Each line holding the word "Requests" must appear in the answer, copied from the entries.

+===+

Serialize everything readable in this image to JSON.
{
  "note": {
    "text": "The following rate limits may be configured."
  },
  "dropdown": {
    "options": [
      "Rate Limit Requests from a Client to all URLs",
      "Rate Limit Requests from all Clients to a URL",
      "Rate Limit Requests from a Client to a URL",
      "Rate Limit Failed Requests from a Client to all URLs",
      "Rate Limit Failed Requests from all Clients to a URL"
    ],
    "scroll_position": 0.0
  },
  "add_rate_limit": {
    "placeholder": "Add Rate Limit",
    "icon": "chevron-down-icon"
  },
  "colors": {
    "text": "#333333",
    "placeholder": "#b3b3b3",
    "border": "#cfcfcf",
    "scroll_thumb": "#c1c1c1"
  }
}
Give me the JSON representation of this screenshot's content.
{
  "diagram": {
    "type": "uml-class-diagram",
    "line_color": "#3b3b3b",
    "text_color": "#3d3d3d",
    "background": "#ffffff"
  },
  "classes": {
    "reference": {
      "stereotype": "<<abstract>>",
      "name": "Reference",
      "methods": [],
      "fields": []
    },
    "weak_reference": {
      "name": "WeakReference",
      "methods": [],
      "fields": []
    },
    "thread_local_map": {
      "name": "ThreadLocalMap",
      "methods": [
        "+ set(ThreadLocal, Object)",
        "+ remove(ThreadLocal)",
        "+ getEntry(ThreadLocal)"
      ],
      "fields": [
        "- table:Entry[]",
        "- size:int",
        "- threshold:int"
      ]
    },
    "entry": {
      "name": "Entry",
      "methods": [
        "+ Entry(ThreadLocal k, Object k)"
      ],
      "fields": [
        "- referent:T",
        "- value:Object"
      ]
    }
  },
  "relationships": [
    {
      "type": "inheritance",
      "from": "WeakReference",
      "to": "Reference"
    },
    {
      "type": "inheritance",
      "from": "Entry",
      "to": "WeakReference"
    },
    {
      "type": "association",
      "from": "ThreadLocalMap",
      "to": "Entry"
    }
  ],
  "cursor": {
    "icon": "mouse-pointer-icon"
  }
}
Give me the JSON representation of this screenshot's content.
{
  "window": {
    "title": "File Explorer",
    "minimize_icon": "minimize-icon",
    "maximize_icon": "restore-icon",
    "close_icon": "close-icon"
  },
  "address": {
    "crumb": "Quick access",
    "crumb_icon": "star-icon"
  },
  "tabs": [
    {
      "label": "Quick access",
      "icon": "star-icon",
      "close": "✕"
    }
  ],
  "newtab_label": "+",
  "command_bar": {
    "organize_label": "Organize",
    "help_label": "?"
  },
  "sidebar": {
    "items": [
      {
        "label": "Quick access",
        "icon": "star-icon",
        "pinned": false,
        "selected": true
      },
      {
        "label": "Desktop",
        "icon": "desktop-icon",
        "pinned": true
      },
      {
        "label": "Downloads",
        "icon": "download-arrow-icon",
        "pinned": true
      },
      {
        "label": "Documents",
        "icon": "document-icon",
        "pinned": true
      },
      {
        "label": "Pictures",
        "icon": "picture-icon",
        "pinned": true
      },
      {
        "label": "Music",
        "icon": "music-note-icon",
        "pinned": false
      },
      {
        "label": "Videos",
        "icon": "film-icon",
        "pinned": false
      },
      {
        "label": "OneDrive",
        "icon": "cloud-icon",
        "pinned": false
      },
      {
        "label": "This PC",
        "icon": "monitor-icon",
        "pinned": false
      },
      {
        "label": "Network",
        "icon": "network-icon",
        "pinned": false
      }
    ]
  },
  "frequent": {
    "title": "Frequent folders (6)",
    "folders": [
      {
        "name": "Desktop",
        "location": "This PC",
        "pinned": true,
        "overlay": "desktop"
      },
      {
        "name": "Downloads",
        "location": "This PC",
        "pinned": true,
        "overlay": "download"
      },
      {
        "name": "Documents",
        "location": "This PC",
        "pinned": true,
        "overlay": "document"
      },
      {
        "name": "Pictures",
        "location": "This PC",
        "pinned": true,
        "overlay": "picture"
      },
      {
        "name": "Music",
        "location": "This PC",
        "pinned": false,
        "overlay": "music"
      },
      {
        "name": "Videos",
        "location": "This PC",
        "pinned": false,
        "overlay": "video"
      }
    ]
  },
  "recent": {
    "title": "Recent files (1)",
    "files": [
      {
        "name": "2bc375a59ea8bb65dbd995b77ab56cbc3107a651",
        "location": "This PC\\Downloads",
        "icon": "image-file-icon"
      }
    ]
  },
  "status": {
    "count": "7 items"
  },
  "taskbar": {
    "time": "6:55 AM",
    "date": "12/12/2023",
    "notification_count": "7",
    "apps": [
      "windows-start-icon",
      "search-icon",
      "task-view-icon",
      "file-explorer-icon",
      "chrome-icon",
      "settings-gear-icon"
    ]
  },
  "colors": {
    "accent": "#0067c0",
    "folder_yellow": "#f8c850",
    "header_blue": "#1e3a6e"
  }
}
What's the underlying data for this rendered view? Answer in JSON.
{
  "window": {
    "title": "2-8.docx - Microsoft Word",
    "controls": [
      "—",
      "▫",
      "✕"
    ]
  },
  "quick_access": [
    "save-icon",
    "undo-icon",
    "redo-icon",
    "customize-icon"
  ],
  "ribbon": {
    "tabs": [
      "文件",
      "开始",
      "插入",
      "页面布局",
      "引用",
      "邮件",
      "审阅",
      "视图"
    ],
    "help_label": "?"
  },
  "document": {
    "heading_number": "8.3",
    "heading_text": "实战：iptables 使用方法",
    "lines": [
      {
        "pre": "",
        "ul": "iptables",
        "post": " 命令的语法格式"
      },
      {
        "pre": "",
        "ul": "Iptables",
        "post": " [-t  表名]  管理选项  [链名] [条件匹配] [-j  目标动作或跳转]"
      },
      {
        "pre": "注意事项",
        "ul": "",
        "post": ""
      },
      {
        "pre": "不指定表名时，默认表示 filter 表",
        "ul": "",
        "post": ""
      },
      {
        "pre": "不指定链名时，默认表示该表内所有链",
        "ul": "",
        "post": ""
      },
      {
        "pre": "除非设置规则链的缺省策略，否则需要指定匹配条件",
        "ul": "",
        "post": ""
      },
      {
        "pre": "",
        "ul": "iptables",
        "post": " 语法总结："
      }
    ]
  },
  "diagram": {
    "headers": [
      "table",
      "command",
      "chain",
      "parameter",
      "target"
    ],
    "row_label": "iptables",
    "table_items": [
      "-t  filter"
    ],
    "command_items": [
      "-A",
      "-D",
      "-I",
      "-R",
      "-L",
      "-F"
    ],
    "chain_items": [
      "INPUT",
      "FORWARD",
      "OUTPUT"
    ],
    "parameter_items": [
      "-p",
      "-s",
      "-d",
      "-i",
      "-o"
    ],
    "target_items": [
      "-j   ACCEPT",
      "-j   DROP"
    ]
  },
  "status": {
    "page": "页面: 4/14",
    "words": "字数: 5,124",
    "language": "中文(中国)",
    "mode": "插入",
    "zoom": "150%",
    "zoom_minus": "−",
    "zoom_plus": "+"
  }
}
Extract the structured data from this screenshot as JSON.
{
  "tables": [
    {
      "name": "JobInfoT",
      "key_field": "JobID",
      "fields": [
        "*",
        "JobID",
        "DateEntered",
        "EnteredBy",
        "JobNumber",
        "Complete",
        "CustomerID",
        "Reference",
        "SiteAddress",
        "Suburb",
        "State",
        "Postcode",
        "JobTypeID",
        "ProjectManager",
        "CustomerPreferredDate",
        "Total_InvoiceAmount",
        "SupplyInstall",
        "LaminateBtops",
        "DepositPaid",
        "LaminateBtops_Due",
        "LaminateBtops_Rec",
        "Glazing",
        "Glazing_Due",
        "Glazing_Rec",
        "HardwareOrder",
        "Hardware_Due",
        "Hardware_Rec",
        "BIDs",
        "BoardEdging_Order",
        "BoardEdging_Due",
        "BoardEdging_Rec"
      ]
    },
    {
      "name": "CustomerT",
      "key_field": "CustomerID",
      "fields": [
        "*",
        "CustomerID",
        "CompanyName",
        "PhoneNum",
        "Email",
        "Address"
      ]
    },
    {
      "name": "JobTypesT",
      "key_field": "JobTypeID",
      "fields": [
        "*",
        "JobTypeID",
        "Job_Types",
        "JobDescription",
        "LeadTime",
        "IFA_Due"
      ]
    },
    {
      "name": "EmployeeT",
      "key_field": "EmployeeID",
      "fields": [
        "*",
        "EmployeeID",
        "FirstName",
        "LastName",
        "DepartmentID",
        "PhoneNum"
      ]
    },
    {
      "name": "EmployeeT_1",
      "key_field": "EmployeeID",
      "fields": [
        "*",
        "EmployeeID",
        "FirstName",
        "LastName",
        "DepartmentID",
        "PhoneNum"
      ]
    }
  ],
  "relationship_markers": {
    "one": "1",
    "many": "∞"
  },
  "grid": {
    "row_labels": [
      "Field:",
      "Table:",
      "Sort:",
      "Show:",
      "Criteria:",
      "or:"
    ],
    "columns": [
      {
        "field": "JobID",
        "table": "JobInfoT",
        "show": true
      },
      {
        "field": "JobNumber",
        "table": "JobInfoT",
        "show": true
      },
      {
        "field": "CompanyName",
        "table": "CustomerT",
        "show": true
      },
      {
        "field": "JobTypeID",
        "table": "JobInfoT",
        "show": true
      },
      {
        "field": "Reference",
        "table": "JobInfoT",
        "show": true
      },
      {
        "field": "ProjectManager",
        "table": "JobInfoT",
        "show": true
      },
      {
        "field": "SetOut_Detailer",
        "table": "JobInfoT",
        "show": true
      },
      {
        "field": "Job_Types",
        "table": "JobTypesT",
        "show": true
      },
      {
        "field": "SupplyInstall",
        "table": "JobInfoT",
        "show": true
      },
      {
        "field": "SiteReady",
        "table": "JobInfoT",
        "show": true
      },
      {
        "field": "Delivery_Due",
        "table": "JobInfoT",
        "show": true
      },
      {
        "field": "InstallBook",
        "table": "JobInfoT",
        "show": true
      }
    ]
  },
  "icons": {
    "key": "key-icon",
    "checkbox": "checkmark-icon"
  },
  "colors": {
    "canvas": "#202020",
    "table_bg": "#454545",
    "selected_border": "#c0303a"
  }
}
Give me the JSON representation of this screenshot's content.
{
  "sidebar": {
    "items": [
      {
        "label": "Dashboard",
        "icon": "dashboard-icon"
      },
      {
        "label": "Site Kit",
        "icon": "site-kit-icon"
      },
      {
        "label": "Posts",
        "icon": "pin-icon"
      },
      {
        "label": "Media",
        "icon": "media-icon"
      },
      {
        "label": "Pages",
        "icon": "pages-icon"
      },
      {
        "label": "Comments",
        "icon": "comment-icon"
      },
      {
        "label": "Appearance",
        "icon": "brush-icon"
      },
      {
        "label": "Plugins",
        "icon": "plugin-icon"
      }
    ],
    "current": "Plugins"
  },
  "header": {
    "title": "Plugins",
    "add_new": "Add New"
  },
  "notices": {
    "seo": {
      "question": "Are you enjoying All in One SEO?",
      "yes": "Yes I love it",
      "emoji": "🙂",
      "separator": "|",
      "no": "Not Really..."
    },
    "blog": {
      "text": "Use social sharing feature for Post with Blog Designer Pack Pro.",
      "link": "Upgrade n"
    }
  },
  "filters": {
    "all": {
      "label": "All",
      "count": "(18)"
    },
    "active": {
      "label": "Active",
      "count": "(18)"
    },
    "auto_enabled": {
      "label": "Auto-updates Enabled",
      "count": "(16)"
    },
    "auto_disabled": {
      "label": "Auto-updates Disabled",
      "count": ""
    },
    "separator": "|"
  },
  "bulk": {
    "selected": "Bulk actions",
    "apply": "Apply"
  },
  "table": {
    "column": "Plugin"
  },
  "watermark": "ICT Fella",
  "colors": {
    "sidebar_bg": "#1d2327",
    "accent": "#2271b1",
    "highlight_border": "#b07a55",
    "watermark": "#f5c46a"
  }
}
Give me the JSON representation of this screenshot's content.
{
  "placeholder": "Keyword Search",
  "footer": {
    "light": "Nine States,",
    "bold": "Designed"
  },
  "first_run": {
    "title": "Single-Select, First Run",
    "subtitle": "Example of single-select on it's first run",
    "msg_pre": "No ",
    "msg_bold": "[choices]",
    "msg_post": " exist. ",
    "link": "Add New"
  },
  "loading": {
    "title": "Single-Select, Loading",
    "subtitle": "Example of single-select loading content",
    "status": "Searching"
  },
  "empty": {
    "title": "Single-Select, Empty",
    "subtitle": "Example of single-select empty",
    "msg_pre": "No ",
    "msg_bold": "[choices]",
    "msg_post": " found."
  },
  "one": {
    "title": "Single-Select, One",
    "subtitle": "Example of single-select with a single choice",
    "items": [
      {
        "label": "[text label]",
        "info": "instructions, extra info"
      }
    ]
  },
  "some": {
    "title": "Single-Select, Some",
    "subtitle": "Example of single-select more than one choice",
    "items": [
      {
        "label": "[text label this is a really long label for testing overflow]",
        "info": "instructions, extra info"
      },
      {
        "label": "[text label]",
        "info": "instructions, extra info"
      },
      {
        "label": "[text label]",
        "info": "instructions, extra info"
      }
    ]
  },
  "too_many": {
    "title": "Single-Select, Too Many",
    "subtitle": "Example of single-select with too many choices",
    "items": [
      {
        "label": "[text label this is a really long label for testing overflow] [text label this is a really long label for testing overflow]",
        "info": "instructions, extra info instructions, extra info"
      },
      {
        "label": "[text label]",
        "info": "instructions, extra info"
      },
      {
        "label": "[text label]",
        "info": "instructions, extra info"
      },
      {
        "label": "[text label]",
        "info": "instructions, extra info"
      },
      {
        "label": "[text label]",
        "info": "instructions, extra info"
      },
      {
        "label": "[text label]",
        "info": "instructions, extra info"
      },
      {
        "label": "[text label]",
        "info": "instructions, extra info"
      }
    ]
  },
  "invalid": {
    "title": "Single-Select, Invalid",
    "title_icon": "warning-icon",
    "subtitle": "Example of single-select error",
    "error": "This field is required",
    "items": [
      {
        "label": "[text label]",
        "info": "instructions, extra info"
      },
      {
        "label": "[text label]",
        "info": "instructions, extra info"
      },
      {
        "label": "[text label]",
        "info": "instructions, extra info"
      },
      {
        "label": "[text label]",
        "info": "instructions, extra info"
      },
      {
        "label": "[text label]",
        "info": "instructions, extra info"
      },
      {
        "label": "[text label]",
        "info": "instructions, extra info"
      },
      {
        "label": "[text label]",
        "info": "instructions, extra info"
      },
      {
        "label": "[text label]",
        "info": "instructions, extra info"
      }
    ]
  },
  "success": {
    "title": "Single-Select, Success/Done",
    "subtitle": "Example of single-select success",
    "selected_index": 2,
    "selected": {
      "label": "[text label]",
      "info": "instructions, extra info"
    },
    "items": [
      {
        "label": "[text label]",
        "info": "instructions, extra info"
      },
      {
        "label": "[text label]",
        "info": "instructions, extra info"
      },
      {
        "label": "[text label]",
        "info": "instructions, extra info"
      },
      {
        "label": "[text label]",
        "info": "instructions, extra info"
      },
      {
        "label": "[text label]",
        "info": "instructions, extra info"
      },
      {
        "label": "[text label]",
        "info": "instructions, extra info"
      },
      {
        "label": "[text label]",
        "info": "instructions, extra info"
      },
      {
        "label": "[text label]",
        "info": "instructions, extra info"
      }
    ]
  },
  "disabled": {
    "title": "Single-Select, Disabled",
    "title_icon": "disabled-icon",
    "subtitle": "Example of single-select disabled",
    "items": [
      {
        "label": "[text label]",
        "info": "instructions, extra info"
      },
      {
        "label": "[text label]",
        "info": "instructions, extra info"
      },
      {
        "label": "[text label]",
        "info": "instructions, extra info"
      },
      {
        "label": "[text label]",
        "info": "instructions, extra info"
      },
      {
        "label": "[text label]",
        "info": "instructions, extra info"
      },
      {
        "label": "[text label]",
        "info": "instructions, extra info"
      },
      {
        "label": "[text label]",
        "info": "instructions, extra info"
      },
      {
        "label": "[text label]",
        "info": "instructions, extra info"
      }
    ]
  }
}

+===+

**Response to this exercise:**
      "Rate Limit Requests from a Client to all URLs",
      "Rate Limit Requests from all Clients to a URL",
      "Rate Limit Requests from a Client to a URL",
      "Rate Limit Failed Requests from a Client to all URLs",
      "Rate Limit Failed Requests from all Clients to a URL"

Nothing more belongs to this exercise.